Of 60 Seconds
Welcome to Episode 2 of Nonsense At Work.
This episode will be longer than future ones as I explain why future episodes will be the number of words that result in a recording (podcast) of exactly 60 seconds as spoken by me at my talking speed and with my accent.
In May 2006 Dr Wally Johnston, a retired VCU Business Professor, asked me to be a stand-in for him as a commentator on a regional public radio network in Central Virginia. Dr Wally’s instructions were simple, but brutal. I had 60 seconds on air to make my point. No more. No less.
My first in-studio recording session was rather stressful. I tried again and again, over and over, until I managed to grind my way through my first proudly written-for-radio piece within the allotted 60 seconds with no mistakes and with no change in tone or inflection and without breathing once.
In making these recordings, I experienced an unknown law of nonsense. It takes much longer to listen to a 60-second-recording than it takes to speak it. Think about that bit of nonsense for a minute.
You know others listen faster than you can speak, which is why some annoying people complete your sentences for you, often incorrectly. But that’s not the case when you are told to say something meaningful within a specified time limit. Then time speeds up and you run out of seconds before you run out of words.

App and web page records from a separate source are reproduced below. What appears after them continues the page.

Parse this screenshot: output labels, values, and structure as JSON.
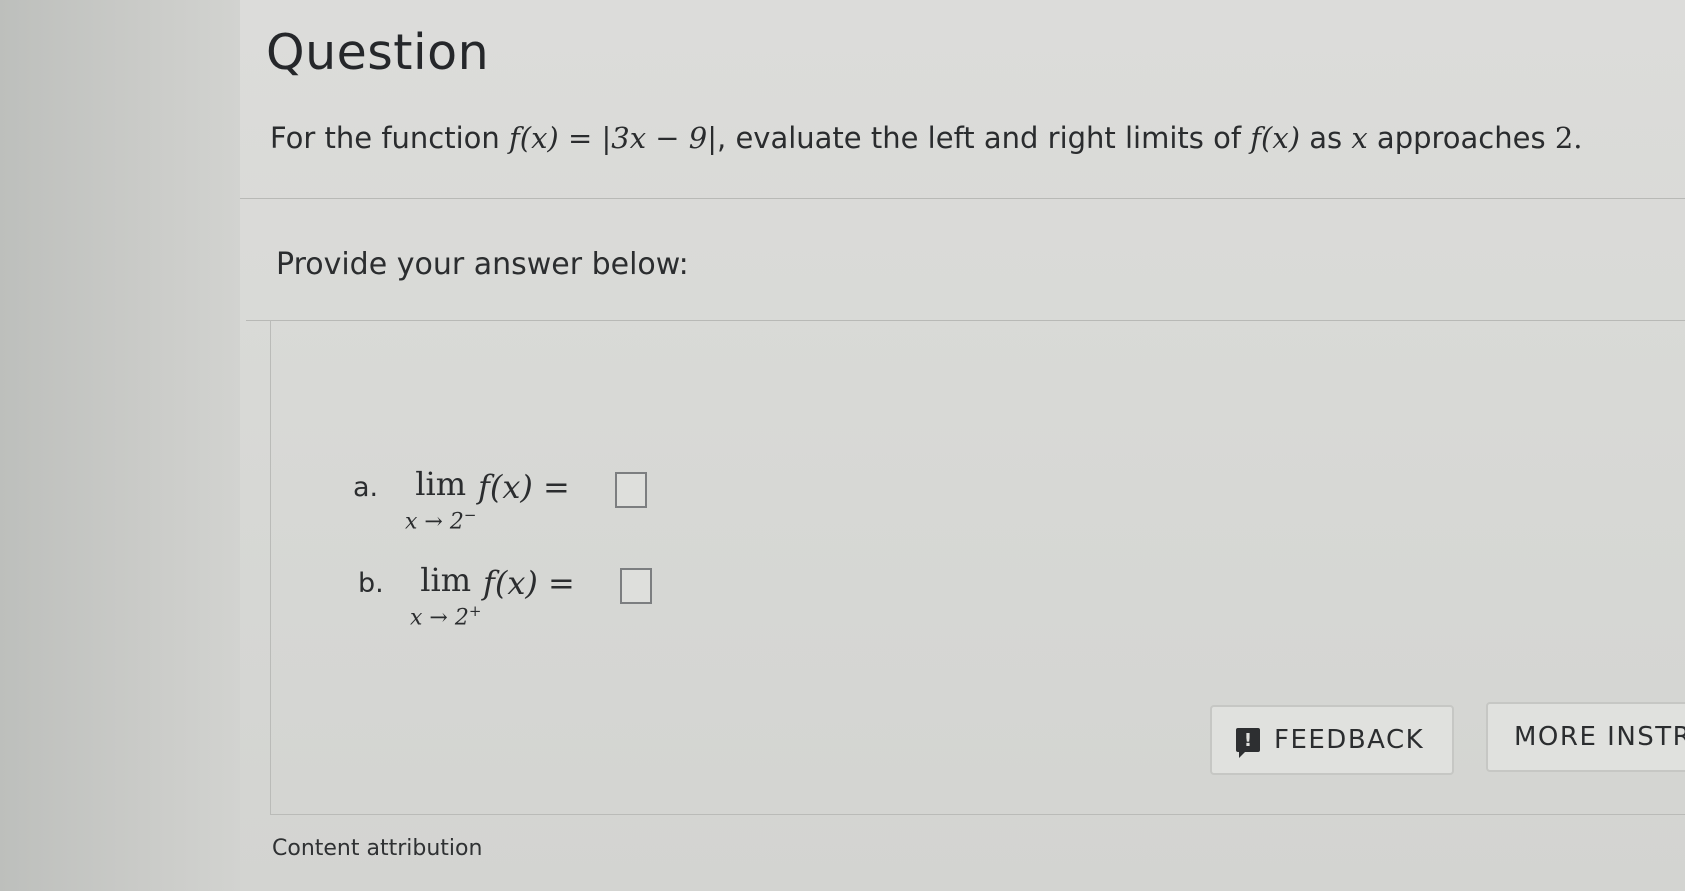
{
  "page": {
    "title": "Question"
  },
  "question": {
    "text_before": "For the function ",
    "function_expr": "f(x) = |3x − 9|",
    "text_middle": ", evaluate the left and right limits of ",
    "limit_target": "f(x)",
    "text_as": " as ",
    "variable": "x",
    "text_approaches": " approaches ",
    "approach_value": "2."
  },
  "answer": {
    "heading": "Provide your answer below:",
    "parts": [
      {
        "letter": "a.",
        "lim": "lim",
        "subscript": "x → 2",
        "side": "−",
        "expression": "f(x) =",
        "value": ""
      },
      {
        "letter": "b.",
        "lim": "lim",
        "subscript": "x → 2",
        "side": "+",
        "expression": "f(x) =",
        "value": ""
      }
    ]
  },
  "actions": {
    "feedback_icon": "!",
    "feedback_label": "FEEDBACK",
    "more_label": "MORE INSTR"
  },
  "footer": {
    "attribution": "Content attribution"
  }
}
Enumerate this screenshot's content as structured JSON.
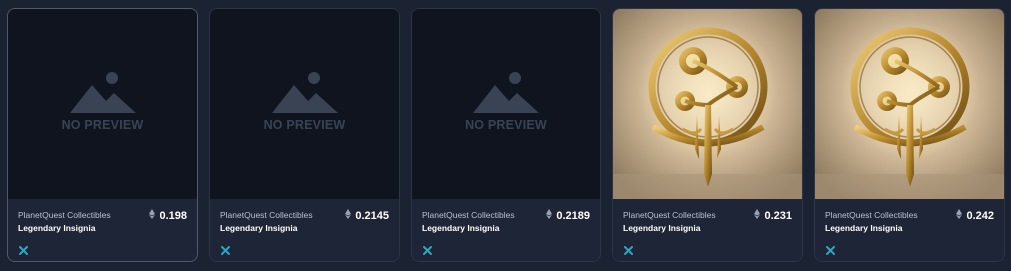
{
  "colors": {
    "background": "#1b2232",
    "card": "#1e2536",
    "placeholder_bg": "#0f141e",
    "placeholder_fg": "#3a4354",
    "chain_icon": "#2aa7c4"
  },
  "cards": [
    {
      "media": "placeholder",
      "placeholder_text": "NO PREVIEW",
      "collection": "PlanetQuest Collectibles",
      "name": "Legendary Insignia",
      "price": "0.198",
      "currency_icon": "ethereum-icon",
      "chain_icon": "x-chain-icon",
      "selected": true
    },
    {
      "media": "placeholder",
      "placeholder_text": "NO PREVIEW",
      "collection": "PlanetQuest Collectibles",
      "name": "Legendary Insignia",
      "price": "0.2145",
      "currency_icon": "ethereum-icon",
      "chain_icon": "x-chain-icon",
      "selected": false
    },
    {
      "media": "placeholder",
      "placeholder_text": "NO PREVIEW",
      "collection": "PlanetQuest Collectibles",
      "name": "Legendary Insignia",
      "price": "0.2189",
      "currency_icon": "ethereum-icon",
      "chain_icon": "x-chain-icon",
      "selected": false
    },
    {
      "media": "image",
      "image_desc": "golden-insignia-art",
      "collection": "PlanetQuest Collectibles",
      "name": "Legendary Insignia",
      "price": "0.231",
      "currency_icon": "ethereum-icon",
      "chain_icon": "x-chain-icon",
      "selected": false
    },
    {
      "media": "image",
      "image_desc": "golden-insignia-art",
      "collection": "PlanetQuest Collectibles",
      "name": "Legendary Insignia",
      "price": "0.242",
      "currency_icon": "ethereum-icon",
      "chain_icon": "x-chain-icon",
      "selected": false
    }
  ]
}
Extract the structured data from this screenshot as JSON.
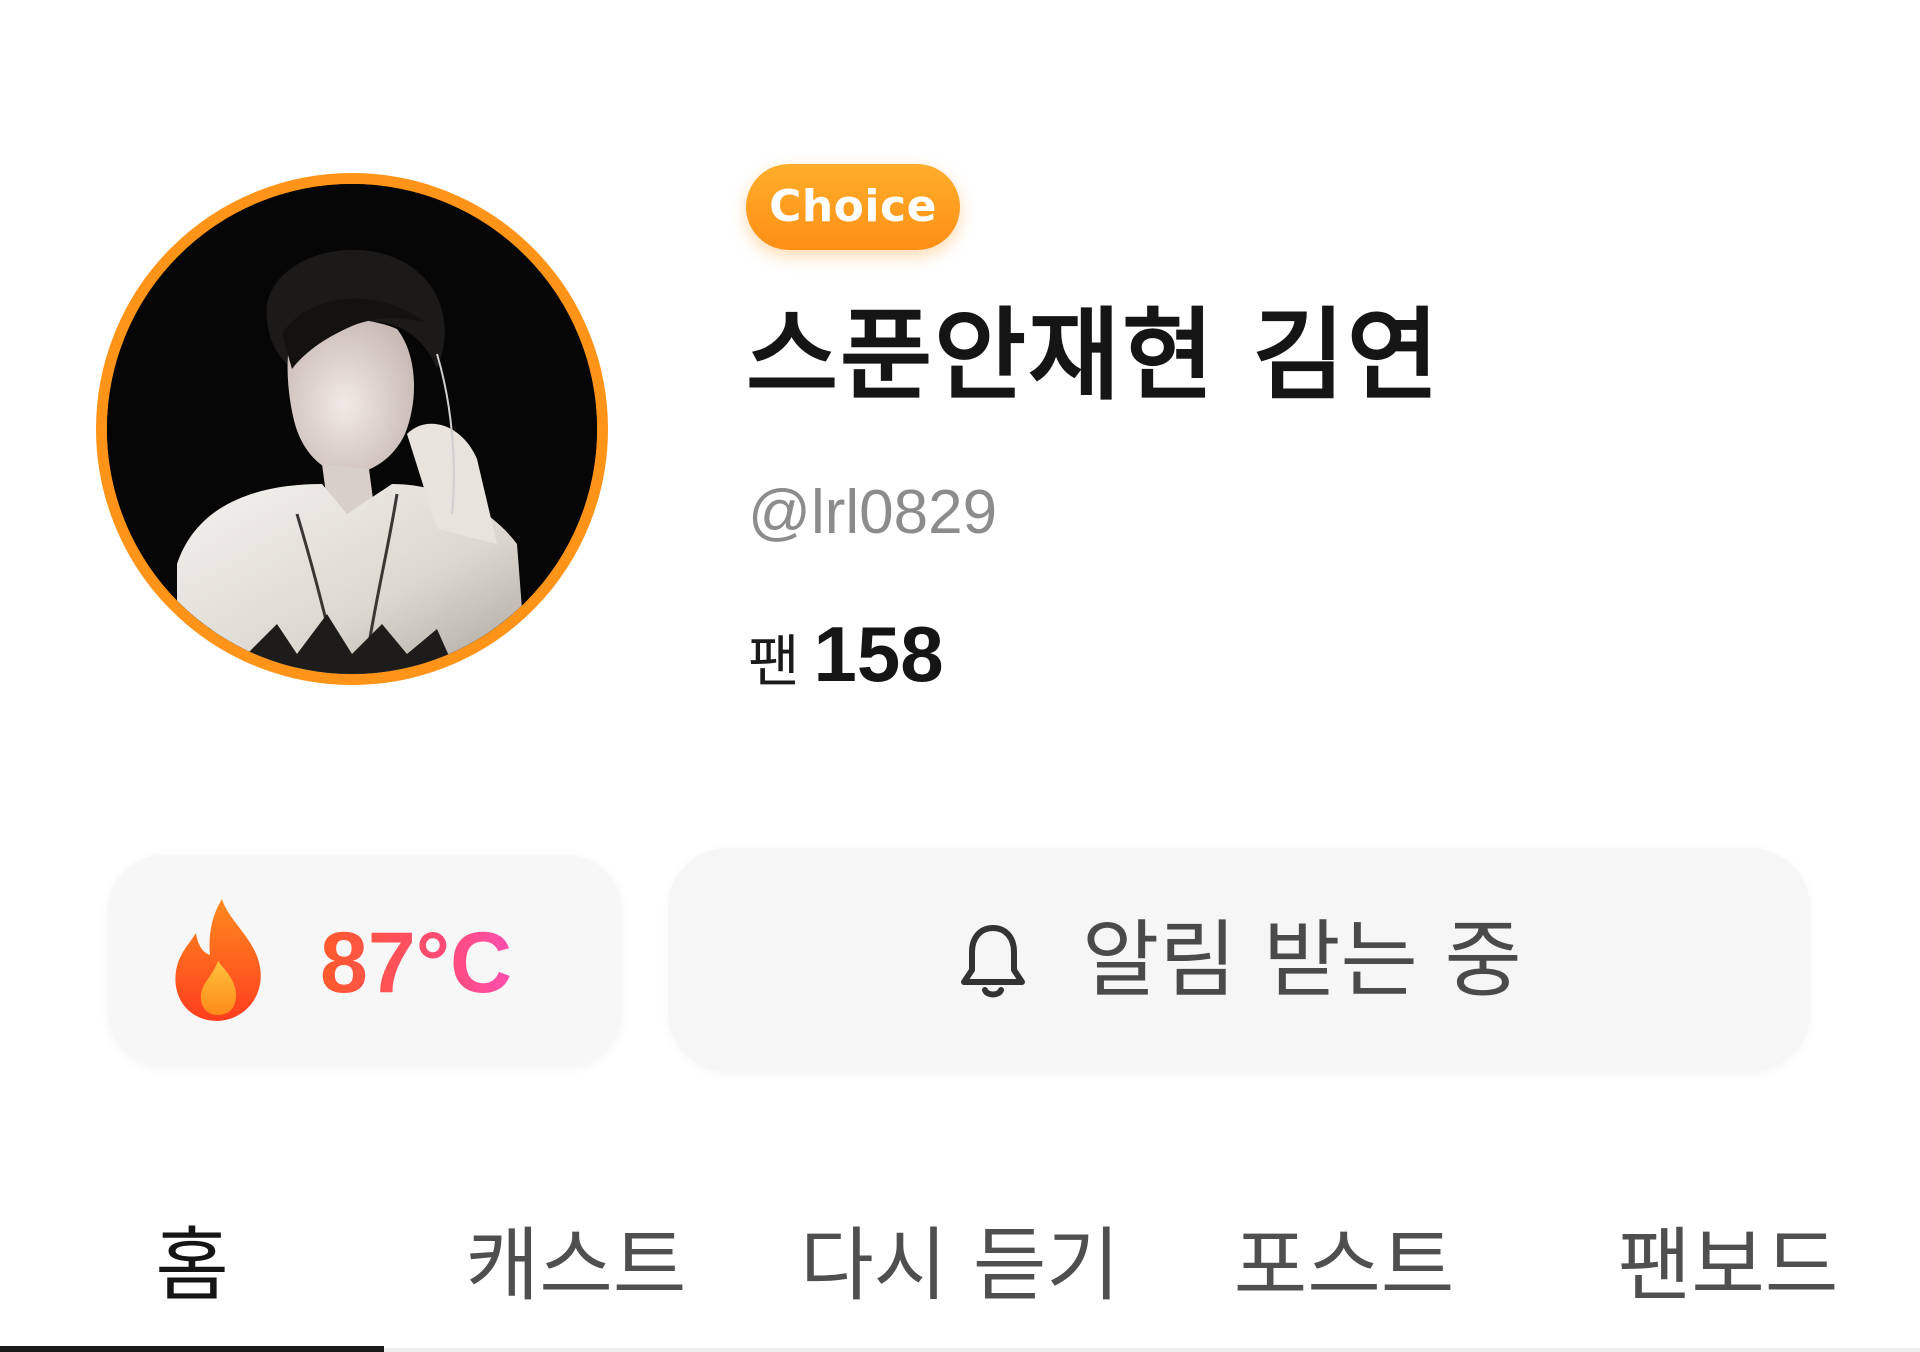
{
  "profile": {
    "badge": "Choice",
    "name": "스푼안재현 김연",
    "handle": "@lrl0829",
    "fans_label": "팬",
    "fans_count": "158",
    "avatar_icon": "profile-photo",
    "accent_color": "#ff9418"
  },
  "stats": {
    "temperature": "87°C",
    "temperature_icon": "flame-icon",
    "notify_label": "알림 받는 중",
    "notify_icon": "bell-icon"
  },
  "tabs": [
    {
      "label": "홈",
      "active": true
    },
    {
      "label": "캐스트",
      "active": false
    },
    {
      "label": "다시 듣기",
      "active": false
    },
    {
      "label": "포스트",
      "active": false
    },
    {
      "label": "팬보드",
      "active": false
    }
  ]
}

Another lesson I learned is that it takes much, much longer to write something that can be read in sixty-seconds than it takes to read it.
I now know what Pascal meant when he wrote to a friend explaining that he made his letter longer, because he did not have the time to make it shorter.
Unlike Pascal, I had to find the time to make my pieces shorter. If I failed to, then my time on the radio would have been cut short.
The fact that my sixty-second recordings are still being aired somewhere on a regional public radio station speaks to the success of my time discipline.
As to the success of my material, well, I leave that up to you to decide.
Welcome to my side of the nonsense divide.